EXERCISE |
Should a picture appear anywhere in the data, omit it and copy everything else exactly.

++++++++++

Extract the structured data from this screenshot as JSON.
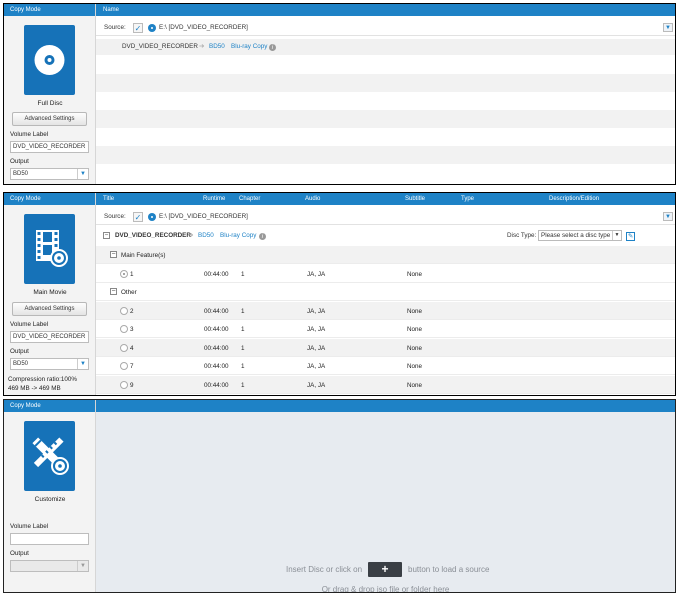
{
  "colors": {
    "accent": "#1e82c6",
    "header": "#1e82c6",
    "tile": "#1672b8",
    "empty_bg": "#e7ebf0"
  },
  "panel1": {
    "left_header": "Copy Mode",
    "right_header": "Name",
    "mode_label": "Full Disc",
    "mode_icon": "disc-icon",
    "advanced_button": "Advanced Settings",
    "volume_label_caption": "Volume Label",
    "volume_label_value": "DVD_VIDEO_RECORDER",
    "output_caption": "Output",
    "output_value": "BD50",
    "source_label": "Source:",
    "source_path": "E:\\ [DVD_VIDEO_RECORDER]",
    "path_name": "DVD_VIDEO_RECORDER",
    "path_target": "BD50",
    "path_copy": "Blu-ray Copy"
  },
  "panel2": {
    "left_header": "Copy Mode",
    "columns": [
      "Title",
      "Runtime",
      "Chapter",
      "Audio",
      "Subtitle",
      "Type",
      "Description/Edition"
    ],
    "mode_label": "Main Movie",
    "mode_icon": "film-disc-icon",
    "advanced_button": "Advanced Settings",
    "volume_label_caption": "Volume Label",
    "volume_label_value": "DVD_VIDEO_RECORDER",
    "output_caption": "Output",
    "output_value": "BD50",
    "compression_text": "Compression ratio:100%",
    "size_text": "469 MB -> 469 MB",
    "source_label": "Source:",
    "source_path": "E:\\ [DVD_VIDEO_RECORDER]",
    "path_name": "DVD_VIDEO_RECORDER",
    "path_target": "BD50",
    "path_copy": "Blu-ray Copy",
    "disc_type_label": "Disc Type:",
    "disc_type_value": "Please select a disc type",
    "group_main": "Main Feature(s)",
    "group_other": "Other",
    "main_rows": [
      {
        "title": "1",
        "runtime": "00:44:00",
        "chapter": "1",
        "audio": "JA, JA",
        "subtitle": "None",
        "selected": true
      }
    ],
    "other_rows": [
      {
        "title": "2",
        "runtime": "00:44:00",
        "chapter": "1",
        "audio": "JA, JA",
        "subtitle": "None",
        "selected": false
      },
      {
        "title": "3",
        "runtime": "00:44:00",
        "chapter": "1",
        "audio": "JA, JA",
        "subtitle": "None",
        "selected": false
      },
      {
        "title": "4",
        "runtime": "00:44:00",
        "chapter": "1",
        "audio": "JA, JA",
        "subtitle": "None",
        "selected": false
      },
      {
        "title": "7",
        "runtime": "00:44:00",
        "chapter": "1",
        "audio": "JA, JA",
        "subtitle": "None",
        "selected": false
      },
      {
        "title": "9",
        "runtime": "00:44:00",
        "chapter": "1",
        "audio": "JA, JA",
        "subtitle": "None",
        "selected": false
      }
    ]
  },
  "panel3": {
    "left_header": "Copy Mode",
    "mode_label": "Customize",
    "mode_icon": "pencil-disc-icon",
    "volume_label_caption": "Volume Label",
    "volume_label_value": "",
    "output_caption": "Output",
    "output_value": "",
    "insert_prefix": "Insert Disc or click on",
    "insert_suffix": "button to load a source",
    "drag_text": "Or drag & drop iso file or folder here",
    "plus_label": "+"
  }
}
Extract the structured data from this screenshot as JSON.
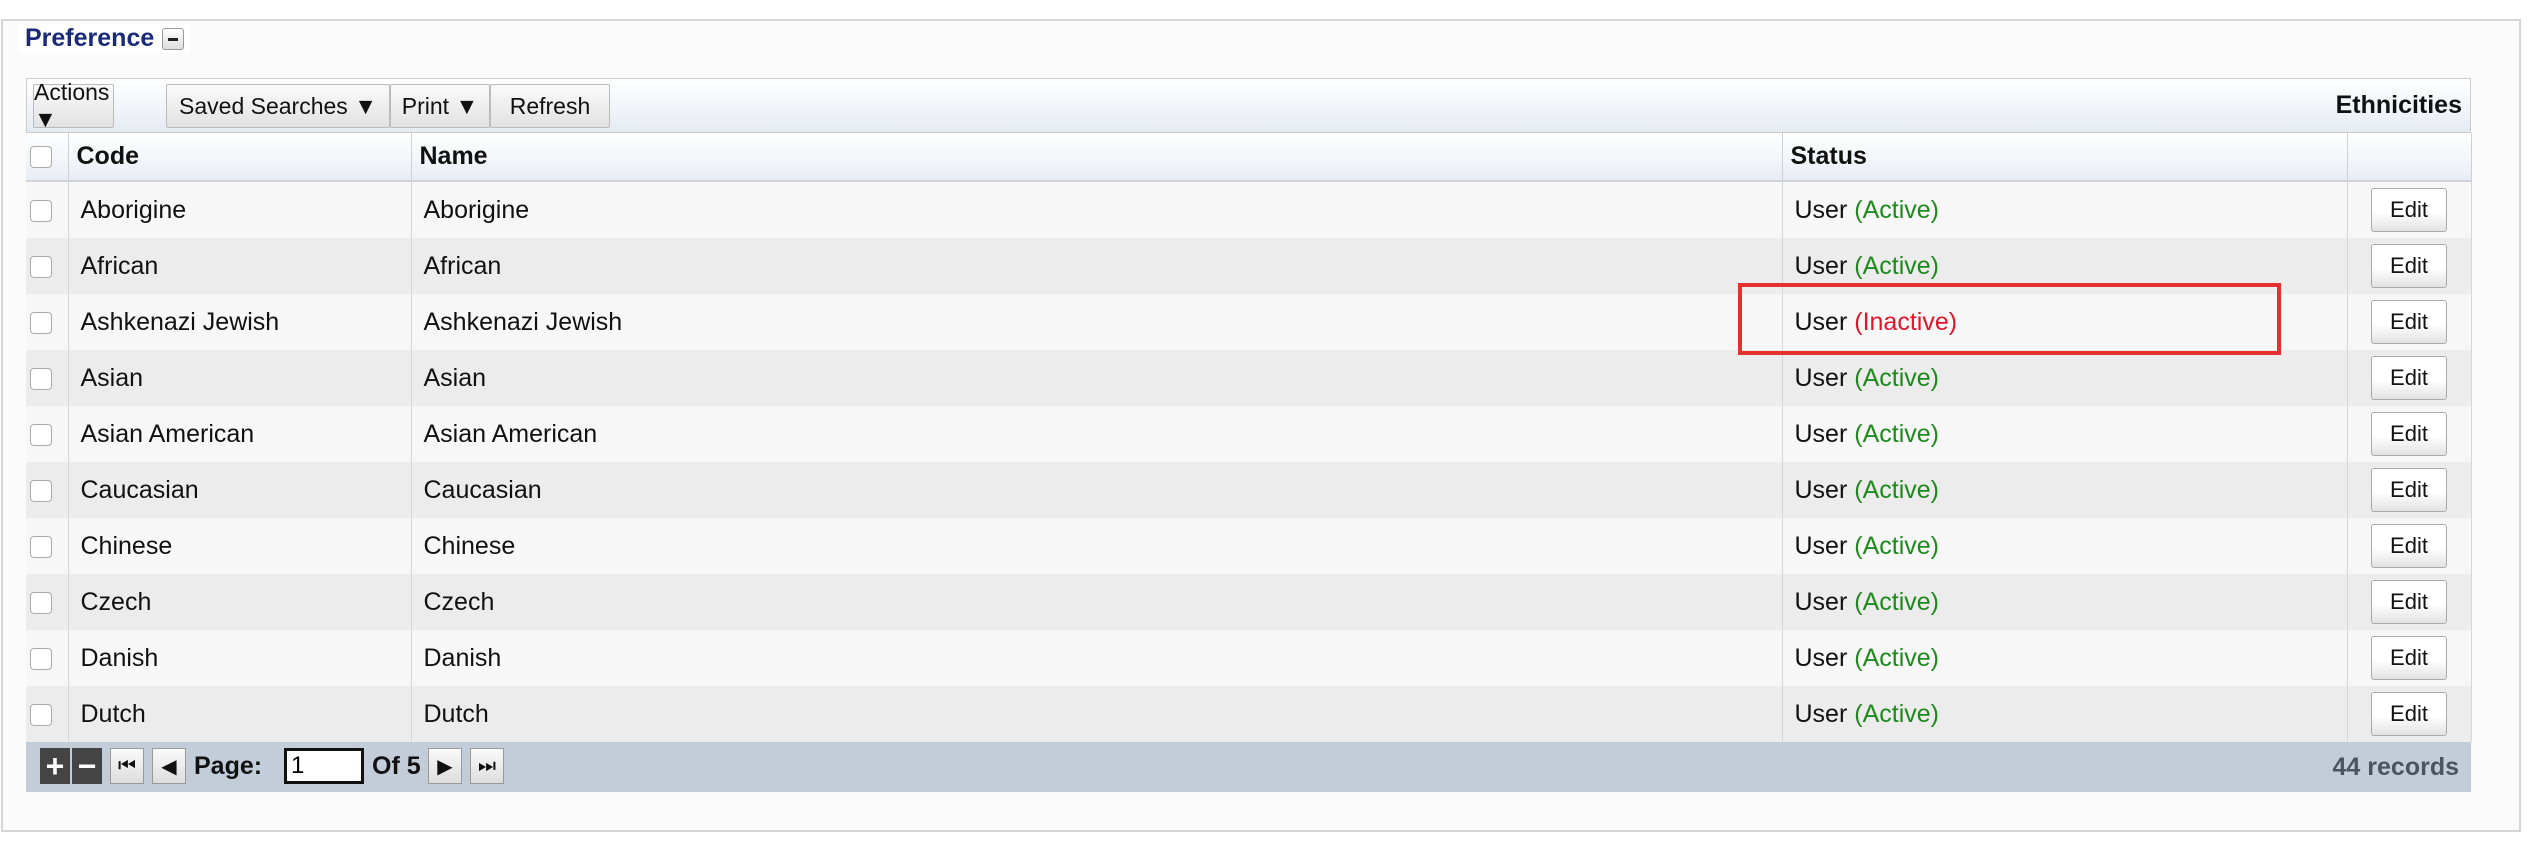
{
  "panel": {
    "title": "Preference",
    "collapse_icon": "minus-icon"
  },
  "toolbar": {
    "buttons": [
      {
        "label": "Actions ▼"
      },
      {
        "label": "Saved Searches ▼"
      },
      {
        "label": "Print ▼"
      },
      {
        "label": "Refresh"
      }
    ],
    "grid_title": "Ethnicities"
  },
  "table": {
    "columns": [
      "Code",
      "Name",
      "Status",
      ""
    ],
    "rows": [
      {
        "code": "Aborigine",
        "name": "Aborigine",
        "status_prefix": "User",
        "status": "(Active)",
        "active": true,
        "action": "Edit"
      },
      {
        "code": "African",
        "name": "African",
        "status_prefix": "User",
        "status": "(Active)",
        "active": true,
        "action": "Edit"
      },
      {
        "code": "Ashkenazi Jewish",
        "name": "Ashkenazi Jewish",
        "status_prefix": "User",
        "status": "(Inactive)",
        "active": false,
        "action": "Edit"
      },
      {
        "code": "Asian",
        "name": "Asian",
        "status_prefix": "User",
        "status": "(Active)",
        "active": true,
        "action": "Edit"
      },
      {
        "code": "Asian American",
        "name": "Asian American",
        "status_prefix": "User",
        "status": "(Active)",
        "active": true,
        "action": "Edit"
      },
      {
        "code": "Caucasian",
        "name": "Caucasian",
        "status_prefix": "User",
        "status": "(Active)",
        "active": true,
        "action": "Edit"
      },
      {
        "code": "Chinese",
        "name": "Chinese",
        "status_prefix": "User",
        "status": "(Active)",
        "active": true,
        "action": "Edit"
      },
      {
        "code": "Czech",
        "name": "Czech",
        "status_prefix": "User",
        "status": "(Active)",
        "active": true,
        "action": "Edit"
      },
      {
        "code": "Danish",
        "name": "Danish",
        "status_prefix": "User",
        "status": "(Active)",
        "active": true,
        "action": "Edit"
      },
      {
        "code": "Dutch",
        "name": "Dutch",
        "status_prefix": "User",
        "status": "(Active)",
        "active": true,
        "action": "Edit"
      }
    ]
  },
  "footer": {
    "add_icon": "+",
    "remove_icon": "−",
    "first_icon": "⏮",
    "prev_icon": "◀",
    "page_label": "Page:",
    "page_value": "1",
    "of_label": "Of 5",
    "next_icon": "▶",
    "last_icon": "⏭",
    "records": "44 records"
  },
  "colors": {
    "active": "#1e8a1e",
    "inactive": "#e0162b",
    "highlight": "#e53030",
    "legend": "#1a2a7a"
  }
}
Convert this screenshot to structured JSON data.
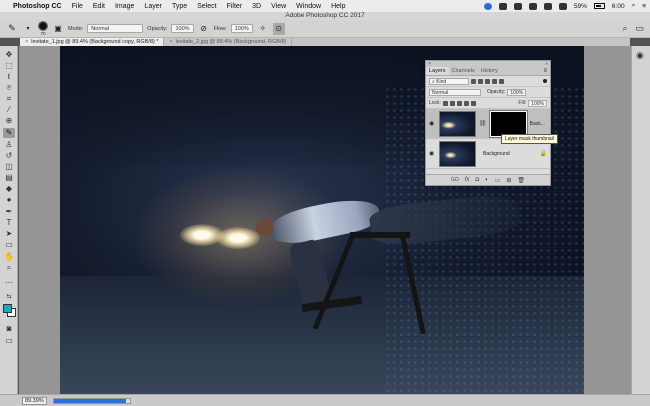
{
  "menubar": {
    "app_name": "Photoshop CC",
    "items": [
      "File",
      "Edit",
      "Image",
      "Layer",
      "Type",
      "Select",
      "Filter",
      "3D",
      "View",
      "Window",
      "Help"
    ],
    "battery": "59%",
    "clock": "6:00"
  },
  "window": {
    "title": "Adobe Photoshop CC 2017"
  },
  "options": {
    "brush_size": "70",
    "mode_label": "Mode:",
    "mode_value": "Normal",
    "opacity_label": "Opacity:",
    "opacity_value": "100%",
    "flow_label": "Flow:",
    "flow_value": "100%"
  },
  "tabs": [
    {
      "label": "levitate_1.jpg @ 89.4% (Background copy, RGB/8) *",
      "active": true
    },
    {
      "label": "levitate_2.jpg @ 89.4% (Background, RGB/8)",
      "active": false
    }
  ],
  "layers_panel": {
    "tabs": [
      "Layers",
      "Channels",
      "History"
    ],
    "filter_value": "Kind",
    "blend_value": "Normal",
    "opacity_label": "Opacity:",
    "opacity_value": "100%",
    "lock_label": "Lock:",
    "fill_label": "Fill:",
    "fill_value": "100%",
    "layers": [
      {
        "name": "Back...",
        "selected": true
      },
      {
        "name": "Background",
        "selected": false
      }
    ],
    "footer": [
      "GO",
      "fx"
    ]
  },
  "tooltip": "Layer mask thumbnail",
  "status": {
    "zoom": "89.39%",
    "progress": 0.95
  },
  "colors": {
    "foreground": "#1fa9c9",
    "background": "#ffffff",
    "accent": "#2f6fe0"
  }
}
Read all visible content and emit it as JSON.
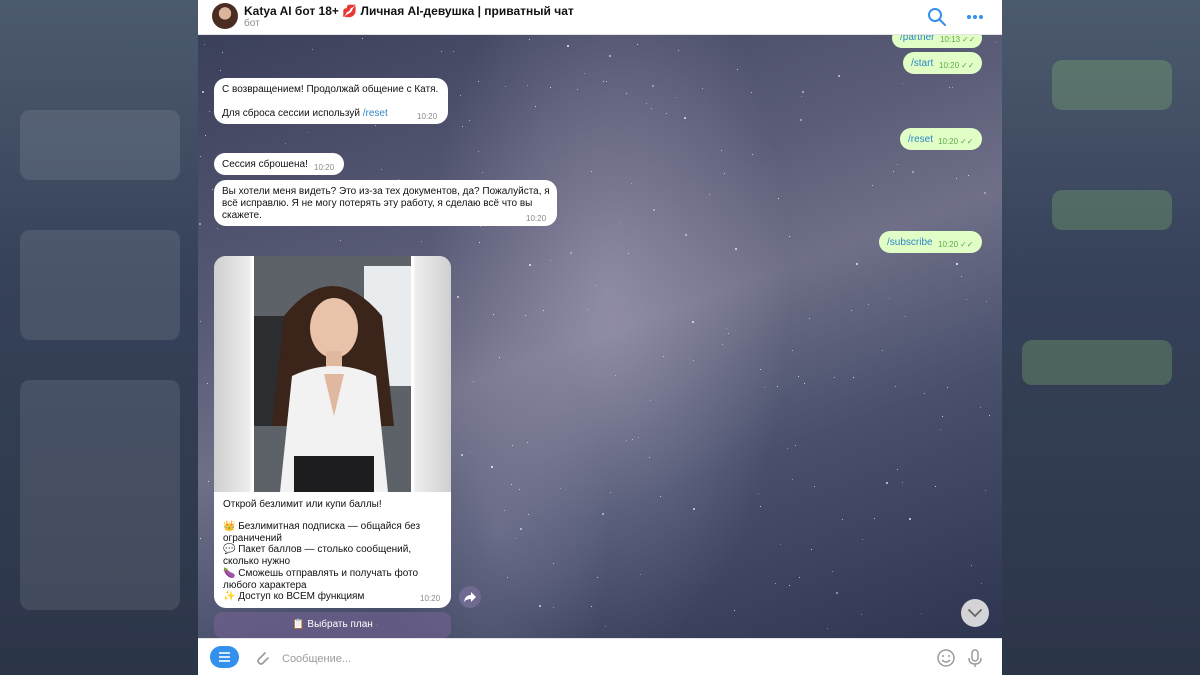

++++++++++

RESULT BELOW |
Extract the structured data from this screenshot as JSON.
{
  "colors": {
    "accent": "#1e82c6",
    "header": "#1e82c6",
    "tile": "#1672b8",
    "empty_bg": "#e7ebf0"
  },
  "panel1": {
    "left_header": "Copy Mode",
    "right_header": "Name",
    "mode_label": "Full Disc",
    "mode_icon": "disc-icon",
    "advanced_button": "Advanced Settings",
    "volume_label_caption": "Volume Label",
    "volume_label_value": "DVD_VIDEO_RECORDER",
    "output_caption": "Output",
    "output_value": "BD50",
    "source_label": "Source:",
    "source_path": "E:\\ [DVD_VIDEO_RECORDER]",
    "path_name": "DVD_VIDEO_RECORDER",
    "path_target": "BD50",
    "path_copy": "Blu-ray Copy"
  },
  "panel2": {
    "left_header": "Copy Mode",
    "columns": [
      "Title",
      "Runtime",
      "Chapter",
      "Audio",
      "Subtitle",
      "Type",
      "Description/Edition"
    ],
    "mode_label": "Main Movie",
    "mode_icon": "film-disc-icon",
    "advanced_button": "Advanced Settings",
    "volume_label_caption": "Volume Label",
    "volume_label_value": "DVD_VIDEO_RECORDER",
    "output_caption": "Output",
    "output_value": "BD50",
    "compression_text": "Compression ratio:100%",
    "size_text": "469 MB -> 469 MB",
    "source_label": "Source:",
    "source_path": "E:\\ [DVD_VIDEO_RECORDER]",
    "path_name": "DVD_VIDEO_RECORDER",
    "path_target": "BD50",
    "path_copy": "Blu-ray Copy",
    "disc_type_label": "Disc Type:",
    "disc_type_value": "Please select a disc type",
    "group_main": "Main Feature(s)",
    "group_other": "Other",
    "main_rows": [
      {
        "title": "1",
        "runtime": "00:44:00",
        "chapter": "1",
        "audio": "JA, JA",
        "subtitle": "None",
        "selected": true
      }
    ],
    "other_rows": [
      {
        "title": "2",
        "runtime": "00:44:00",
        "chapter": "1",
        "audio": "JA, JA",
        "subtitle": "None",
        "selected": false
      },
      {
        "title": "3",
        "runtime": "00:44:00",
        "chapter": "1",
        "audio": "JA, JA",
        "subtitle": "None",
        "selected": false
      },
      {
        "title": "4",
        "runtime": "00:44:00",
        "chapter": "1",
        "audio": "JA, JA",
        "subtitle": "None",
        "selected": false
      },
      {
        "title": "7",
        "runtime": "00:44:00",
        "chapter": "1",
        "audio": "JA, JA",
        "subtitle": "None",
        "selected": false
      },
      {
        "title": "9",
        "runtime": "00:44:00",
        "chapter": "1",
        "audio": "JA, JA",
        "subtitle": "None",
        "selected": false
      }
    ]
  },
  "panel3": {
    "left_header": "Copy Mode",
    "mode_label": "Customize",
    "mode_icon": "pencil-disc-icon",
    "volume_label_caption": "Volume Label",
    "volume_label_value": "",
    "output_caption": "Output",
    "output_value": "",
    "insert_prefix": "Insert Disc or click on",
    "insert_suffix": "button to load a source",
    "drag_text": "Or drag & drop iso file or folder here",
    "plus_label": "+"
  }
}
Extract the structured data from this screenshot as JSON.
{
  "panel": {
    "title": "Preference",
    "collapse_icon": "minus-icon"
  },
  "toolbar": {
    "buttons": [
      {
        "label": "Actions ▼"
      },
      {
        "label": "Saved Searches ▼"
      },
      {
        "label": "Print ▼"
      },
      {
        "label": "Refresh"
      }
    ],
    "grid_title": "Ethnicities"
  },
  "table": {
    "columns": [
      "Code",
      "Name",
      "Status",
      ""
    ],
    "rows": [
      {
        "code": "Aborigine",
        "name": "Aborigine",
        "status_prefix": "User",
        "status": "(Active)",
        "active": true,
        "action": "Edit"
      },
      {
        "code": "African",
        "name": "African",
        "status_prefix": "User",
        "status": "(Active)",
        "active": true,
        "action": "Edit"
      },
      {
        "code": "Ashkenazi Jewish",
        "name": "Ashkenazi Jewish",
        "status_prefix": "User",
        "status": "(Inactive)",
        "active": false,
        "action": "Edit"
      },
      {
        "code": "Asian",
        "name": "Asian",
        "status_prefix": "User",
        "status": "(Active)",
        "active": true,
        "action": "Edit"
      },
      {
        "code": "Asian American",
        "name": "Asian American",
        "status_prefix": "User",
        "status": "(Active)",
        "active": true,
        "action": "Edit"
      },
      {
        "code": "Caucasian",
        "name": "Caucasian",
        "status_prefix": "User",
        "status": "(Active)",
        "active": true,
        "action": "Edit"
      },
      {
        "code": "Chinese",
        "name": "Chinese",
        "status_prefix": "User",
        "status": "(Active)",
        "active": true,
        "action": "Edit"
      },
      {
        "code": "Czech",
        "name": "Czech",
        "status_prefix": "User",
        "status": "(Active)",
        "active": true,
        "action": "Edit"
      },
      {
        "code": "Danish",
        "name": "Danish",
        "status_prefix": "User",
        "status": "(Active)",
        "active": true,
        "action": "Edit"
      },
      {
        "code": "Dutch",
        "name": "Dutch",
        "status_prefix": "User",
        "status": "(Active)",
        "active": true,
        "action": "Edit"
      }
    ]
  },
  "footer": {
    "add_icon": "+",
    "remove_icon": "−",
    "first_icon": "⏮",
    "prev_icon": "◀",
    "page_label": "Page:",
    "page_value": "1",
    "of_label": "Of 5",
    "next_icon": "▶",
    "last_icon": "⏭",
    "records": "44 records"
  },
  "colors": {
    "active": "#1e8a1e",
    "inactive": "#e0162b",
    "highlight": "#e53030",
    "legend": "#1a2a7a"
  }
}
Convert this screenshot to structured JSON data.
{
  "menubar": {
    "app_name": "Photoshop CC",
    "items": [
      "File",
      "Edit",
      "Image",
      "Layer",
      "Type",
      "Select",
      "Filter",
      "3D",
      "View",
      "Window",
      "Help"
    ],
    "battery": "59%",
    "clock": "6:00"
  },
  "window": {
    "title": "Adobe Photoshop CC 2017"
  },
  "options": {
    "brush_size": "70",
    "mode_label": "Mode:",
    "mode_value": "Normal",
    "opacity_label": "Opacity:",
    "opacity_value": "100%",
    "flow_label": "Flow:",
    "flow_value": "100%"
  },
  "tabs": [
    {
      "label": "levitate_1.jpg @ 89.4% (Background copy, RGB/8) *",
      "active": true
    },
    {
      "label": "levitate_2.jpg @ 89.4% (Background, RGB/8)",
      "active": false
    }
  ],
  "layers_panel": {
    "tabs": [
      "Layers",
      "Channels",
      "History"
    ],
    "filter_value": "Kind",
    "blend_value": "Normal",
    "opacity_label": "Opacity:",
    "opacity_value": "100%",
    "lock_label": "Lock:",
    "fill_label": "Fill:",
    "fill_value": "100%",
    "layers": [
      {
        "name": "Back...",
        "selected": true
      },
      {
        "name": "Background",
        "selected": false
      }
    ],
    "footer": [
      "GO",
      "fx"
    ]
  },
  "tooltip": "Layer mask thumbnail",
  "status": {
    "zoom": "89.39%",
    "progress": 0.95
  },
  "colors": {
    "foreground": "#1fa9c9",
    "background": "#ffffff",
    "accent": "#2f6fe0"
  }
}
Read all visible content and emit it as JSON.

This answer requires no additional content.